Prompt »
Print the data below exactly as it appears.

Excerpts from an interface dataset

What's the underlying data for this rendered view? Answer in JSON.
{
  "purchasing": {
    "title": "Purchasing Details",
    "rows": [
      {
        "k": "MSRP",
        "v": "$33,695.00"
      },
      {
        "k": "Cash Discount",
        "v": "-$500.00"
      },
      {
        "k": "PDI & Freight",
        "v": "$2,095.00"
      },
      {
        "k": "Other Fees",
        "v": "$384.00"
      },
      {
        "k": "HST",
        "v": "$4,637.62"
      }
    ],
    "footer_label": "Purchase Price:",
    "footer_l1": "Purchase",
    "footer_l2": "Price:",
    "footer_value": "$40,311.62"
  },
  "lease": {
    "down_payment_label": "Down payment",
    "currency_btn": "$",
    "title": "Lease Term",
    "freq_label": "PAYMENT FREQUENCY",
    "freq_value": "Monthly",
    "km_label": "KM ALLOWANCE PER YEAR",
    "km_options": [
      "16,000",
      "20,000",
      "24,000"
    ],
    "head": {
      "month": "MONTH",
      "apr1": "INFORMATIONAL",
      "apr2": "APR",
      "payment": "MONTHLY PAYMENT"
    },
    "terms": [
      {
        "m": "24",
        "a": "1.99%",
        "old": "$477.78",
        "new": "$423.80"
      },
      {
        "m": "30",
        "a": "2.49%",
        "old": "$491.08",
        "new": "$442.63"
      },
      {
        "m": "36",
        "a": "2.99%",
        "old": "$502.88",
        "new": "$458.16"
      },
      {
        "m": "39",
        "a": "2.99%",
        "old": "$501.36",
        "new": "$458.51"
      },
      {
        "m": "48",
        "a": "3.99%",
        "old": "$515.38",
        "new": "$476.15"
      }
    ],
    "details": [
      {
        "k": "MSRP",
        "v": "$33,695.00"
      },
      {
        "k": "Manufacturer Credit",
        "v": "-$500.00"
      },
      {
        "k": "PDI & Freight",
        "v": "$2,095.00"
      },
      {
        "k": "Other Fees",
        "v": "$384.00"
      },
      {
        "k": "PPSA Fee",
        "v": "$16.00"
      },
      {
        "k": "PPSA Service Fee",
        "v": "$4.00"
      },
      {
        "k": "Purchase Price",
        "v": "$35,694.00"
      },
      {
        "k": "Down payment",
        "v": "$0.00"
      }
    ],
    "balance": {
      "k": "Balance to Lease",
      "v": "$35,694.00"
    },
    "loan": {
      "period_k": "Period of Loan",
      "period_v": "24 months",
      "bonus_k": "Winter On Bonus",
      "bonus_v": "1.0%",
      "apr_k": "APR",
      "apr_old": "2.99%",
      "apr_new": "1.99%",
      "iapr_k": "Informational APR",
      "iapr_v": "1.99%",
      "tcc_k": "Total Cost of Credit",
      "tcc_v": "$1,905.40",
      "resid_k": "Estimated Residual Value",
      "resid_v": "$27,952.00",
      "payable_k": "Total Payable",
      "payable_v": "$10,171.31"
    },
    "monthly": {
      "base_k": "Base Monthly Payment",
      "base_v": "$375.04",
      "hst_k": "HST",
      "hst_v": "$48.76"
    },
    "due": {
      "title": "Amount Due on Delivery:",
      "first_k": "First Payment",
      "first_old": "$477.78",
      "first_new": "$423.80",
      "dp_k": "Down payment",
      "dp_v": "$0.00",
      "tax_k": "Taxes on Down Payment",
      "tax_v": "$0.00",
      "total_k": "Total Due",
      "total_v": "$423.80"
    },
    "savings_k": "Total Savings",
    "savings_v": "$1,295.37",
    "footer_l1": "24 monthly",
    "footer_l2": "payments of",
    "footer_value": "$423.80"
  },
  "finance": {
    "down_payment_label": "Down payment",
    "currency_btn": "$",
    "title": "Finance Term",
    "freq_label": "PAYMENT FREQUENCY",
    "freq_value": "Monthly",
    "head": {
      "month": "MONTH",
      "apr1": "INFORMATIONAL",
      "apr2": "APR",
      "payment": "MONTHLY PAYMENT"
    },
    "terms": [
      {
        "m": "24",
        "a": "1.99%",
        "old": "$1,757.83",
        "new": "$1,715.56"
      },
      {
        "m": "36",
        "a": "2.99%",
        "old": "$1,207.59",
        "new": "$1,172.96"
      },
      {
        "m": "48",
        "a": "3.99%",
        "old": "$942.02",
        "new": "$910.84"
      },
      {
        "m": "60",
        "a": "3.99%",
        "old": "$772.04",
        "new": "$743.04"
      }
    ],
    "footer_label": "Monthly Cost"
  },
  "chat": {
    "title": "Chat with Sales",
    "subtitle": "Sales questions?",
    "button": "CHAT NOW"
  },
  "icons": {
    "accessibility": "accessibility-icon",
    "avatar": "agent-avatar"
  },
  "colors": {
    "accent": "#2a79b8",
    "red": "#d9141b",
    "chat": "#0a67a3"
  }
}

Response to this task »
What's the underlying data for this rendered view? Answer in JSON.
{
  "purchasing": {
    "title": "Purchasing Details",
    "rows": [
      {
        "k": "MSRP",
        "v": "$33,695.00"
      },
      {
        "k": "Cash Discount",
        "v": "-$500.00"
      },
      {
        "k": "PDI & Freight",
        "v": "$2,095.00"
      },
      {
        "k": "Other Fees",
        "v": "$384.00"
      },
      {
        "k": "HST",
        "v": "$4,637.62"
      }
    ],
    "footer_label": "Purchase Price:",
    "footer_l1": "Purchase",
    "footer_l2": "Price:",
    "footer_value": "$40,311.62"
  },
  "lease": {
    "down_payment_label": "Down payment",
    "currency_btn": "$",
    "title": "Lease Term",
    "freq_label": "PAYMENT FREQUENCY",
    "freq_value": "Monthly",
    "km_label": "KM ALLOWANCE PER YEAR",
    "km_options": [
      "16,000",
      "20,000",
      "24,000"
    ],
    "head": {
      "month": "MONTH",
      "apr1": "INFORMATIONAL",
      "apr2": "APR",
      "payment": "MONTHLY PAYMENT"
    },
    "terms": [
      {
        "m": "24",
        "a": "1.99%",
        "old": "$477.78",
        "new": "$423.80"
      },
      {
        "m": "30",
        "a": "2.49%",
        "old": "$491.08",
        "new": "$442.63"
      },
      {
        "m": "36",
        "a": "2.99%",
        "old": "$502.88",
        "new": "$458.16"
      },
      {
        "m": "39",
        "a": "2.99%",
        "old": "$501.36",
        "new": "$458.51"
      },
      {
        "m": "48",
        "a": "3.99%",
        "old": "$515.38",
        "new": "$476.15"
      }
    ],
    "details": [
      {
        "k": "MSRP",
        "v": "$33,695.00"
      },
      {
        "k": "Manufacturer Credit",
        "v": "-$500.00"
      },
      {
        "k": "PDI & Freight",
        "v": "$2,095.00"
      },
      {
        "k": "Other Fees",
        "v": "$384.00"
      },
      {
        "k": "PPSA Fee",
        "v": "$16.00"
      },
      {
        "k": "PPSA Service Fee",
        "v": "$4.00"
      },
      {
        "k": "Purchase Price",
        "v": "$35,694.00"
      },
      {
        "k": "Down payment",
        "v": "$0.00"
      }
    ],
    "balance": {
      "k": "Balance to Lease",
      "v": "$35,694.00"
    },
    "loan": {
      "period_k": "Period of Loan",
      "period_v": "24 months",
      "bonus_k": "Winter On Bonus",
      "bonus_v": "1.0%",
      "apr_k": "APR",
      "apr_old": "2.99%",
      "apr_new": "1.99%",
      "iapr_k": "Informational APR",
      "iapr_v": "1.99%",
      "tcc_k": "Total Cost of Credit",
      "tcc_v": "$1,905.40",
      "resid_k": "Estimated Residual Value",
      "resid_v": "$27,952.00",
      "payable_k": "Total Payable",
      "payable_v": "$10,171.31"
    },
    "monthly": {
      "base_k": "Base Monthly Payment",
      "base_v": "$375.04",
      "hst_k": "HST",
      "hst_v": "$48.76"
    },
    "due": {
      "title": "Amount Due on Delivery:",
      "first_k": "First Payment",
      "first_old": "$477.78",
      "first_new": "$423.80",
      "dp_k": "Down payment",
      "dp_v": "$0.00",
      "tax_k": "Taxes on Down Payment",
      "tax_v": "$0.00",
      "total_k": "Total Due",
      "total_v": "$423.80"
    },
    "savings_k": "Total Savings",
    "savings_v": "$1,295.37",
    "footer_l1": "24 monthly",
    "footer_l2": "payments of",
    "footer_value": "$423.80"
  },
  "finance": {
    "down_payment_label": "Down payment",
    "currency_btn": "$",
    "title": "Finance Term",
    "freq_label": "PAYMENT FREQUENCY",
    "freq_value": "Monthly",
    "head": {
      "month": "MONTH",
      "apr1": "INFORMATIONAL",
      "apr2": "APR",
      "payment": "MONTHLY PAYMENT"
    },
    "terms": [
      {
        "m": "24",
        "a": "1.99%",
        "old": "$1,757.83",
        "new": "$1,715.56"
      },
      {
        "m": "36",
        "a": "2.99%",
        "old": "$1,207.59",
        "new": "$1,172.96"
      },
      {
        "m": "48",
        "a": "3.99%",
        "old": "$942.02",
        "new": "$910.84"
      },
      {
        "m": "60",
        "a": "3.99%",
        "old": "$772.04",
        "new": "$743.04"
      }
    ],
    "footer_label": "Monthly Cost"
  },
  "chat": {
    "title": "Chat with Sales",
    "subtitle": "Sales questions?",
    "button": "CHAT NOW"
  },
  "icons": {
    "accessibility": "accessibility-icon",
    "avatar": "agent-avatar"
  },
  "colors": {
    "accent": "#2a79b8",
    "red": "#d9141b",
    "chat": "#0a67a3"
  }
}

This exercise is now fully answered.